**ACTIVITY:** Scan the records below, and wherever a line has the word "title", pull it out.

Excerpts from an interface dataset

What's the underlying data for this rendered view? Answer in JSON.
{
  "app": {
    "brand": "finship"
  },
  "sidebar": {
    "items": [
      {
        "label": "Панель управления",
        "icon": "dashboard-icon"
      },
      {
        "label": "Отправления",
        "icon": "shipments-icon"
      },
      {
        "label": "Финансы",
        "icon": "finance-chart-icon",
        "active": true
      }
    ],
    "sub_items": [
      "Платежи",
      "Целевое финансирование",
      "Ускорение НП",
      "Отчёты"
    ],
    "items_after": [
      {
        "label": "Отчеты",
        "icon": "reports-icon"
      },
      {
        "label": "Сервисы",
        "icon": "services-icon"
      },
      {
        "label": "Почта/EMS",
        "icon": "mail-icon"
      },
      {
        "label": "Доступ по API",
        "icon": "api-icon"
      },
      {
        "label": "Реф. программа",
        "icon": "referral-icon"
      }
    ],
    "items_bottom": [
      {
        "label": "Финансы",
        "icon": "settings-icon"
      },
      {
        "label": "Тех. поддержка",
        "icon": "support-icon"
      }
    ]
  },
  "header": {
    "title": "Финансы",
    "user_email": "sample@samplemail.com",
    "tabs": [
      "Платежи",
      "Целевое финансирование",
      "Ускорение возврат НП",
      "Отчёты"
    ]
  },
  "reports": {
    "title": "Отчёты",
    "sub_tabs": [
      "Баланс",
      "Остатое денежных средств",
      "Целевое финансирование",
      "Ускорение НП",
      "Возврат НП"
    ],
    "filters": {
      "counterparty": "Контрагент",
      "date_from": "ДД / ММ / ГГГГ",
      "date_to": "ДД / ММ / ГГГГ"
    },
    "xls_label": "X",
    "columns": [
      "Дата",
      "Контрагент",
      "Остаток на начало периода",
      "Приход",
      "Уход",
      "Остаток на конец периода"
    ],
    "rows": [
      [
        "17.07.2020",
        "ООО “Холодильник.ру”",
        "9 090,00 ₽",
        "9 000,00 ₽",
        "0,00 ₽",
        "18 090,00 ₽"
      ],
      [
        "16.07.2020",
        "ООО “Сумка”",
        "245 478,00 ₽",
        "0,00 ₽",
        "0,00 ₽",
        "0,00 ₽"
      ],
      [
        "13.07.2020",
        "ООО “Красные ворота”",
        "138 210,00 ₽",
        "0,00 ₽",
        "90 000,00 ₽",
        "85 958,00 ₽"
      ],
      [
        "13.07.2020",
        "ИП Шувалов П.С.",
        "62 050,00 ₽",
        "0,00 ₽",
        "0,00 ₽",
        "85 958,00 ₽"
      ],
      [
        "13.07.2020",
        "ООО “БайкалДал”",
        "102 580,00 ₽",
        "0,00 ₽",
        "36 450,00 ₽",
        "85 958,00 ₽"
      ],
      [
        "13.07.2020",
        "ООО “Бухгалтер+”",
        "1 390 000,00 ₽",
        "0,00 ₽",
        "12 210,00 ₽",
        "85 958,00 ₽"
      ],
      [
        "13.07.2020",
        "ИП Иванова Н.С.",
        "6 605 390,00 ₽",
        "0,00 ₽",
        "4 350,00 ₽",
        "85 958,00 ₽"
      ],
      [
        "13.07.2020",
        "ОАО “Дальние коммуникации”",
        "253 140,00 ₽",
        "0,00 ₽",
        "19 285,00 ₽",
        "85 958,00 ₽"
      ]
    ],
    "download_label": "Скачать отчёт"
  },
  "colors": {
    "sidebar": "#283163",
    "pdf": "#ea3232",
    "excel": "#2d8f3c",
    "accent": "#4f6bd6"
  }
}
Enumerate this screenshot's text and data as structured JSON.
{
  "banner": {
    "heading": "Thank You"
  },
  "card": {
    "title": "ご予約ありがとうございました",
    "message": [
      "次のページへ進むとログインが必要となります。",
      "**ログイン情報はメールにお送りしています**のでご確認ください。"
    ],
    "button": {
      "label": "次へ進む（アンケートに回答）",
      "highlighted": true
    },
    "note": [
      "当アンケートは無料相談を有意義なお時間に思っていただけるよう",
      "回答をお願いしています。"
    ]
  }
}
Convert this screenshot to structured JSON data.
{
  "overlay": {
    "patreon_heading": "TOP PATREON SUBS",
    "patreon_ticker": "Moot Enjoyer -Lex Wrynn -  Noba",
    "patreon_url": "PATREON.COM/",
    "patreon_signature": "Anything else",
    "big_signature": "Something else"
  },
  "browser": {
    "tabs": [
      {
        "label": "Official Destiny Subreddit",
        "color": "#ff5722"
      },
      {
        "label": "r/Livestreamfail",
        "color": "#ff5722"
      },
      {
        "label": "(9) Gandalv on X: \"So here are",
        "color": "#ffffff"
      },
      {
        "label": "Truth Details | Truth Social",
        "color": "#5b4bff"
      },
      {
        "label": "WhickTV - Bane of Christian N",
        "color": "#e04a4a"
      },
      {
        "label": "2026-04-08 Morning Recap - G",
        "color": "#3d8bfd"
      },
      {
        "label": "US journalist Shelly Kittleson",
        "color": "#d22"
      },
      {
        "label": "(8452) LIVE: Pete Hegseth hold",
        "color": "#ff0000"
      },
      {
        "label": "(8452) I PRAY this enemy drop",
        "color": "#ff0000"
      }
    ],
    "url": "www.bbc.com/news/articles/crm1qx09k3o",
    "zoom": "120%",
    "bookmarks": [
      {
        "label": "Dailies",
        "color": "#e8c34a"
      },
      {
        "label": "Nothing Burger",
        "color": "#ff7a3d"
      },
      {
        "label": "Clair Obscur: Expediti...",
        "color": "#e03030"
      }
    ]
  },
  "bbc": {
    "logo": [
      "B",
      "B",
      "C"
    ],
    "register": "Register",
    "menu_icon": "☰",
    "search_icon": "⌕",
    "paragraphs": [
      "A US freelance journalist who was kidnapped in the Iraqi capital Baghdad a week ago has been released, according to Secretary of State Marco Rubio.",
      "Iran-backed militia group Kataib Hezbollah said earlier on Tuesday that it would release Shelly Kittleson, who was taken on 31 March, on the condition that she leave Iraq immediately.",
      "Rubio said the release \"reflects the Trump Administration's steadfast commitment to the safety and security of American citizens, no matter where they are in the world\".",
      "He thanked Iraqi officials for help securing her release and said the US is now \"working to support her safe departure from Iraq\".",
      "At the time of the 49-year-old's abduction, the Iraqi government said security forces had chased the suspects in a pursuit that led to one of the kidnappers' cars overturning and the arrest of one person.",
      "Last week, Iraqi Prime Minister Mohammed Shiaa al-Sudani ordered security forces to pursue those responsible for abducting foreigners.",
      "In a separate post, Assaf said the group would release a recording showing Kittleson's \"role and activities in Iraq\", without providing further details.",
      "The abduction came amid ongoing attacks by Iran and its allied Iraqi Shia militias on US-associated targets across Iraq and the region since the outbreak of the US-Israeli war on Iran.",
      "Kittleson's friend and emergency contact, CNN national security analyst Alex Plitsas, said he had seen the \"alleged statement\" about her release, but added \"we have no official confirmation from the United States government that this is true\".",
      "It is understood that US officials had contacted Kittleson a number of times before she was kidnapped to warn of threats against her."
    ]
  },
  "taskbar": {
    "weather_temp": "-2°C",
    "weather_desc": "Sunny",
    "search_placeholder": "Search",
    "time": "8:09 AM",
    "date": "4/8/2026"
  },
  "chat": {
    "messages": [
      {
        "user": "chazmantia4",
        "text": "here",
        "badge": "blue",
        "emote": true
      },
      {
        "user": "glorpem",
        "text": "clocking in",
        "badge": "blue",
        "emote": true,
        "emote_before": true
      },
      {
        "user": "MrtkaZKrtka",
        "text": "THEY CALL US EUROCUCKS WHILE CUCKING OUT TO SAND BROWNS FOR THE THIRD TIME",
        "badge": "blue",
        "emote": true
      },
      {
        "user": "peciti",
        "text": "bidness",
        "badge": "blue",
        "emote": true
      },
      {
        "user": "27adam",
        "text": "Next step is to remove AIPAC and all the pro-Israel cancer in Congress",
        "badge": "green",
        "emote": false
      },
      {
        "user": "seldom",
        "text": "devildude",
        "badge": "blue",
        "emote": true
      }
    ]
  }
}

**YOUR SOLUTION:**
    "title": "Финансы",
    "title": "Отчёты",
    "title": "ご予約ありがとうございました",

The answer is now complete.